Jack Markell is not on the ballot this year, but he still has a lot riding on Election Day.


It goes beyond even the considerable interest a governor has in the races for the Delaware General Assembly, where both chambers currently are in the control of friendly Democrats.


Jack Markell is not on the ballot this year, but he still has a lot riding on Election Day.

It goes beyond even the considerable interest a governor has in the races for the Delaware General Assembly, where both chambers currently are in the control of friendly Democrats.

At least, mostly friendly Democrats, as long as Markell is not doing something like proposing to eliminate the state Finance Department. Not only was it a dubious concept, but there was a perfectly good job as finance secretary that could go to Tom Cook, the son of Nancy Cook, a Democratic state senator. Never mind.

For this campaign season Markell is the chair of the Democratic Governors Association.

It means his ballot watching will extend later and more distantly on Election Night, past the time it takes to confirm just how many Delaware voters came out of their polling places while they hummed ding-dong-the-witch-is-dead.

“My first interest will be the statewide races here, alongside and equal to the state House and state Senate races. Then I’ll be checking our incumbent governors, and if we can win in Florida and California, two huge states, they would be great pickups,” Markell said.

Martin O’Malley, the Democratic governor in neighboring Maryland, is on Markell’s list to check, as is Deval Patrick, running for re-election in a close race in Massachusetts, and Ted Strickland, the endangered incumbent in Ohio. Alex Sink in Florida and Jerry Brown in California are in open races that could flip two governorships to the Democrats.

It seems to be somewhat of a curious assignment for Markell, who accepted the yearlong post last December, when he had only been a governor himself for about 11 months in a state searching for its economic footing.

Furthermore, Markell does not have a reputation for partisan warfare, not to mention his side is not exactly favored to win. Mid-term elections typically cost governorships to the president’s party, more so amid a rocky economy and poll numbers reflecting presidential disapproval.

There are 37 governorships up for election. The current lineup is 26 Democratic governors and 24 Republican governors (including Florida where Charlie Crist switched to unaffiliated to run for the Senate.) Most predictions call for the Republicans to gain seven or eight.

Markell reasoned he ought to take the post because of the collateral benefit for Delaware through the connections he could make with potential employers.

It is a less cynical explanation than the conventional political take on it — which is that the chair usually goes to a Democratic governor who is not up for election and not regarded as vulnerable at home. It is a small universe.

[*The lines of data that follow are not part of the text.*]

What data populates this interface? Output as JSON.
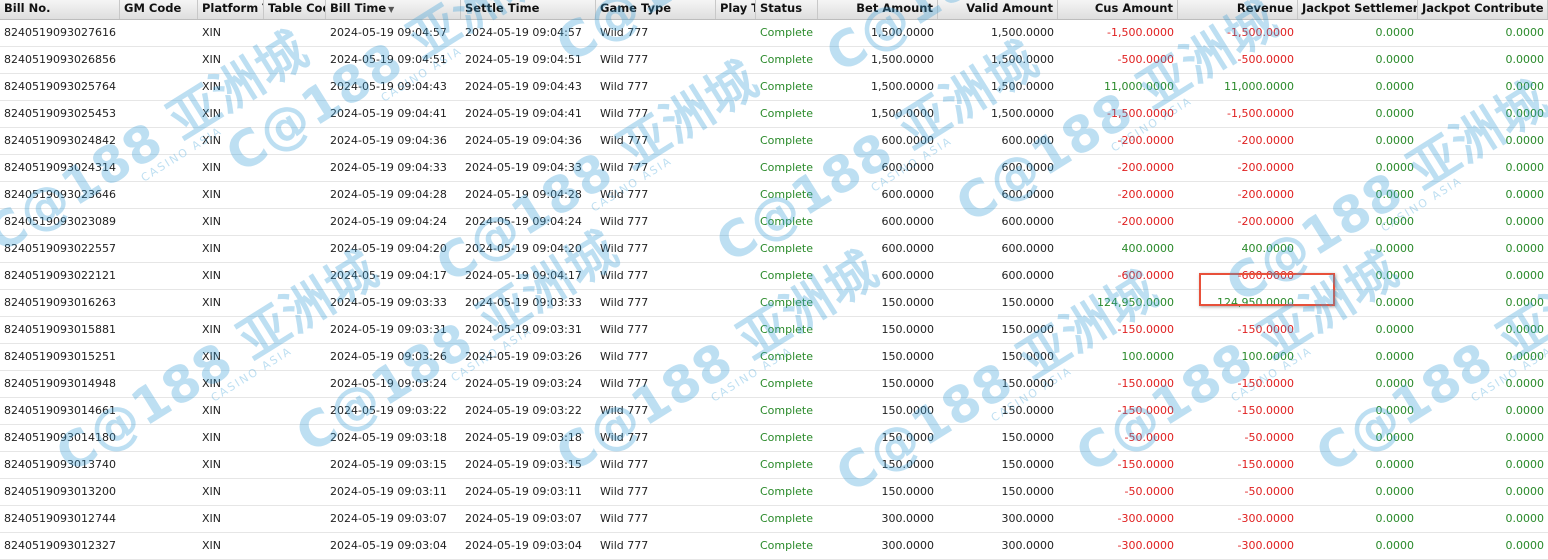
{
  "table": {
    "columns": [
      {
        "label": "Bill No.",
        "align": "left"
      },
      {
        "label": "GM Code",
        "align": "left"
      },
      {
        "label": "Platform T",
        "align": "left"
      },
      {
        "label": "Table Code",
        "align": "left"
      },
      {
        "label": "Bill Time",
        "align": "left",
        "sorted": "desc"
      },
      {
        "label": "Settle Time",
        "align": "left"
      },
      {
        "label": "Game Type",
        "align": "left"
      },
      {
        "label": "Play Ty",
        "align": "left"
      },
      {
        "label": "Status",
        "align": "left"
      },
      {
        "label": "Bet Amount",
        "align": "right"
      },
      {
        "label": "Valid Amount",
        "align": "right"
      },
      {
        "label": "Cus Amount",
        "align": "right"
      },
      {
        "label": "Revenue",
        "align": "right"
      },
      {
        "label": "Jackpot Settlement",
        "align": "right"
      },
      {
        "label": "Jackpot Contribute",
        "align": "right"
      }
    ],
    "rows": [
      [
        "8240519093027616",
        "",
        "XIN",
        "",
        "2024-05-19 09:04:57",
        "2024-05-19 09:04:57",
        "Wild 777",
        "",
        "Complete",
        "1,500.0000",
        "1,500.0000",
        "-1,500.0000",
        "-1,500.0000",
        "0.0000",
        "0.0000"
      ],
      [
        "8240519093026856",
        "",
        "XIN",
        "",
        "2024-05-19 09:04:51",
        "2024-05-19 09:04:51",
        "Wild 777",
        "",
        "Complete",
        "1,500.0000",
        "1,500.0000",
        "-500.0000",
        "-500.0000",
        "0.0000",
        "0.0000"
      ],
      [
        "8240519093025764",
        "",
        "XIN",
        "",
        "2024-05-19 09:04:43",
        "2024-05-19 09:04:43",
        "Wild 777",
        "",
        "Complete",
        "1,500.0000",
        "1,500.0000",
        "11,000.0000",
        "11,000.0000",
        "0.0000",
        "0.0000"
      ],
      [
        "8240519093025453",
        "",
        "XIN",
        "",
        "2024-05-19 09:04:41",
        "2024-05-19 09:04:41",
        "Wild 777",
        "",
        "Complete",
        "1,500.0000",
        "1,500.0000",
        "-1,500.0000",
        "-1,500.0000",
        "0.0000",
        "0.0000"
      ],
      [
        "8240519093024842",
        "",
        "XIN",
        "",
        "2024-05-19 09:04:36",
        "2024-05-19 09:04:36",
        "Wild 777",
        "",
        "Complete",
        "600.0000",
        "600.0000",
        "-200.0000",
        "-200.0000",
        "0.0000",
        "0.0000"
      ],
      [
        "8240519093024314",
        "",
        "XIN",
        "",
        "2024-05-19 09:04:33",
        "2024-05-19 09:04:33",
        "Wild 777",
        "",
        "Complete",
        "600.0000",
        "600.0000",
        "-200.0000",
        "-200.0000",
        "0.0000",
        "0.0000"
      ],
      [
        "8240519093023646",
        "",
        "XIN",
        "",
        "2024-05-19 09:04:28",
        "2024-05-19 09:04:28",
        "Wild 777",
        "",
        "Complete",
        "600.0000",
        "600.0000",
        "-200.0000",
        "-200.0000",
        "0.0000",
        "0.0000"
      ],
      [
        "8240519093023089",
        "",
        "XIN",
        "",
        "2024-05-19 09:04:24",
        "2024-05-19 09:04:24",
        "Wild 777",
        "",
        "Complete",
        "600.0000",
        "600.0000",
        "-200.0000",
        "-200.0000",
        "0.0000",
        "0.0000"
      ],
      [
        "8240519093022557",
        "",
        "XIN",
        "",
        "2024-05-19 09:04:20",
        "2024-05-19 09:04:20",
        "Wild 777",
        "",
        "Complete",
        "600.0000",
        "600.0000",
        "400.0000",
        "400.0000",
        "0.0000",
        "0.0000"
      ],
      [
        "8240519093022121",
        "",
        "XIN",
        "",
        "2024-05-19 09:04:17",
        "2024-05-19 09:04:17",
        "Wild 777",
        "",
        "Complete",
        "600.0000",
        "600.0000",
        "-600.0000",
        "-600.0000",
        "0.0000",
        "0.0000"
      ],
      [
        "8240519093016263",
        "",
        "XIN",
        "",
        "2024-05-19 09:03:33",
        "2024-05-19 09:03:33",
        "Wild 777",
        "",
        "Complete",
        "150.0000",
        "150.0000",
        "124,950.0000",
        "124,950.0000",
        "0.0000",
        "0.0000"
      ],
      [
        "8240519093015881",
        "",
        "XIN",
        "",
        "2024-05-19 09:03:31",
        "2024-05-19 09:03:31",
        "Wild 777",
        "",
        "Complete",
        "150.0000",
        "150.0000",
        "-150.0000",
        "-150.0000",
        "0.0000",
        "0.0000"
      ],
      [
        "8240519093015251",
        "",
        "XIN",
        "",
        "2024-05-19 09:03:26",
        "2024-05-19 09:03:26",
        "Wild 777",
        "",
        "Complete",
        "150.0000",
        "150.0000",
        "100.0000",
        "100.0000",
        "0.0000",
        "0.0000"
      ],
      [
        "8240519093014948",
        "",
        "XIN",
        "",
        "2024-05-19 09:03:24",
        "2024-05-19 09:03:24",
        "Wild 777",
        "",
        "Complete",
        "150.0000",
        "150.0000",
        "-150.0000",
        "-150.0000",
        "0.0000",
        "0.0000"
      ],
      [
        "8240519093014661",
        "",
        "XIN",
        "",
        "2024-05-19 09:03:22",
        "2024-05-19 09:03:22",
        "Wild 777",
        "",
        "Complete",
        "150.0000",
        "150.0000",
        "-150.0000",
        "-150.0000",
        "0.0000",
        "0.0000"
      ],
      [
        "8240519093014180",
        "",
        "XIN",
        "",
        "2024-05-19 09:03:18",
        "2024-05-19 09:03:18",
        "Wild 777",
        "",
        "Complete",
        "150.0000",
        "150.0000",
        "-50.0000",
        "-50.0000",
        "0.0000",
        "0.0000"
      ],
      [
        "8240519093013740",
        "",
        "XIN",
        "",
        "2024-05-19 09:03:15",
        "2024-05-19 09:03:15",
        "Wild 777",
        "",
        "Complete",
        "150.0000",
        "150.0000",
        "-150.0000",
        "-150.0000",
        "0.0000",
        "0.0000"
      ],
      [
        "8240519093013200",
        "",
        "XIN",
        "",
        "2024-05-19 09:03:11",
        "2024-05-19 09:03:11",
        "Wild 777",
        "",
        "Complete",
        "150.0000",
        "150.0000",
        "-50.0000",
        "-50.0000",
        "0.0000",
        "0.0000"
      ],
      [
        "8240519093012744",
        "",
        "XIN",
        "",
        "2024-05-19 09:03:07",
        "2024-05-19 09:03:07",
        "Wild 777",
        "",
        "Complete",
        "300.0000",
        "300.0000",
        "-300.0000",
        "-300.0000",
        "0.0000",
        "0.0000"
      ],
      [
        "8240519093012327",
        "",
        "XIN",
        "",
        "2024-05-19 09:03:04",
        "2024-05-19 09:03:04",
        "Wild 777",
        "",
        "Complete",
        "300.0000",
        "300.0000",
        "-300.0000",
        "-300.0000",
        "0.0000",
        "0.0000"
      ]
    ],
    "highlighted_row_index": 10,
    "highlighted_column": "Revenue"
  },
  "colors": {
    "positive": "#2a8a2a",
    "negative": "#e02020",
    "status": "#2a8a2a",
    "highlight_border": "#e8503a",
    "watermark": "#3a9fd8"
  },
  "watermark": {
    "main": "C@188 亚洲城",
    "sub": "CASINO ASIA"
  },
  "icons": {
    "sort_indicator": "sort-desc-icon"
  }
}
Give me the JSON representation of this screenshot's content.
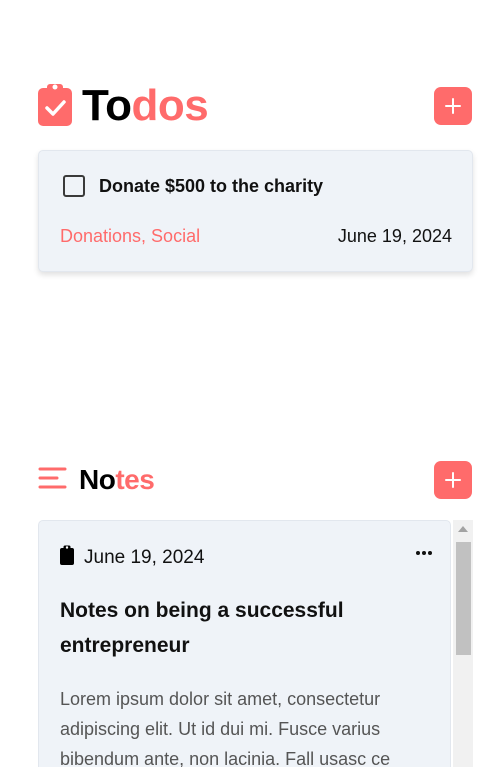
{
  "todos": {
    "title_main": "To",
    "title_accent": "dos",
    "icon": "clipboard-check-icon",
    "add_icon": "plus-icon",
    "items": [
      {
        "text": "Donate $500 to the charity",
        "checked": false,
        "tags": "Donations, Social",
        "date": "June 19, 2024"
      }
    ]
  },
  "notes": {
    "title_main": "No",
    "title_accent": "tes",
    "icon": "menu-lines-icon",
    "add_icon": "plus-icon",
    "items": [
      {
        "date": "June 19, 2024",
        "date_icon": "clipboard-icon",
        "menu_icon": "more-horizontal-icon",
        "title": "Notes on being a successful entrepreneur",
        "body": "Lorem ipsum dolor sit amet, consectetur adipiscing elit. Ut id dui mi. Fusce varius bibendum ante, non lacinia. Fall usasc ce"
      }
    ]
  },
  "colors": {
    "accent": "#ff6b6b",
    "card_bg": "#eff3f8",
    "text": "#111111",
    "muted": "#555555"
  }
}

“This was a very good opportunity for me to expand the number of people we can talk to about Delaware and get in front of people who can create jobs or move jobs,” Markell said.

Tom Carper and Mike Castle, both of whom know something about being governor, thought Markell was smart to accept the job. Carper was the Democratic governor from 1993 to 2001 before he went to the Senate, and Castle was the Republican governor from 1985 to 1993 before he moved to the House of Representatives.

They both spent time on a larger stage, too, Carper as a chair of the National Governors Association and Castle as a chair of the Southern Governors Association.

“It enables you to establish a higher profile for your state. If you happen to be the governor of a small state with fewer than a million people, it helps you maximize your opportunities. I think he saw that and acted on it,” said Carper.

“It’s a recognition by his fellow Democrats that he’s capable of helping them with their fund-raising activities, so it’s clearly a feather in his cap,” said Castle.

Still, this is one of those can’t-get-no-respect things for the political crowd at home, where the focus is, as always, on what is in it for them. One leading Republican said in surprise, “Is he? I didn’t know he was.”

It is all right with Markell. “My job is to make them care, if some of the contacts I make, make things happen here,” he said.

If the reward is somewhat vague, at least the risk is, too. Markell’s standing is not tied to any potential losses of the Democratic candidates. Barack Obama should be so lucky.

Markell has done some traveling — for example, he was briefly in Florida and Rhode Island this week — but it is nothing like the road show of his Republican counterpart.

The chair of the Republican Governors Association is Haley Barbour of Mississippi. He is a former chair of the national Republican Party, a possible presidential candidate in 2012 and maybe the only prominent officeholder who actually did a heck of a job after Katrina.

Barbour is about to start a “Remember November Tour” through 13 states in five days with a bunch of other frontline Republican governors. He is getting breathless coverage.

Such are the political tides. The Democrats have Markell because he figured the job could bring him a bigger profile, and the Republicans have Barbour because they figured he could bring a bigger profile to the job.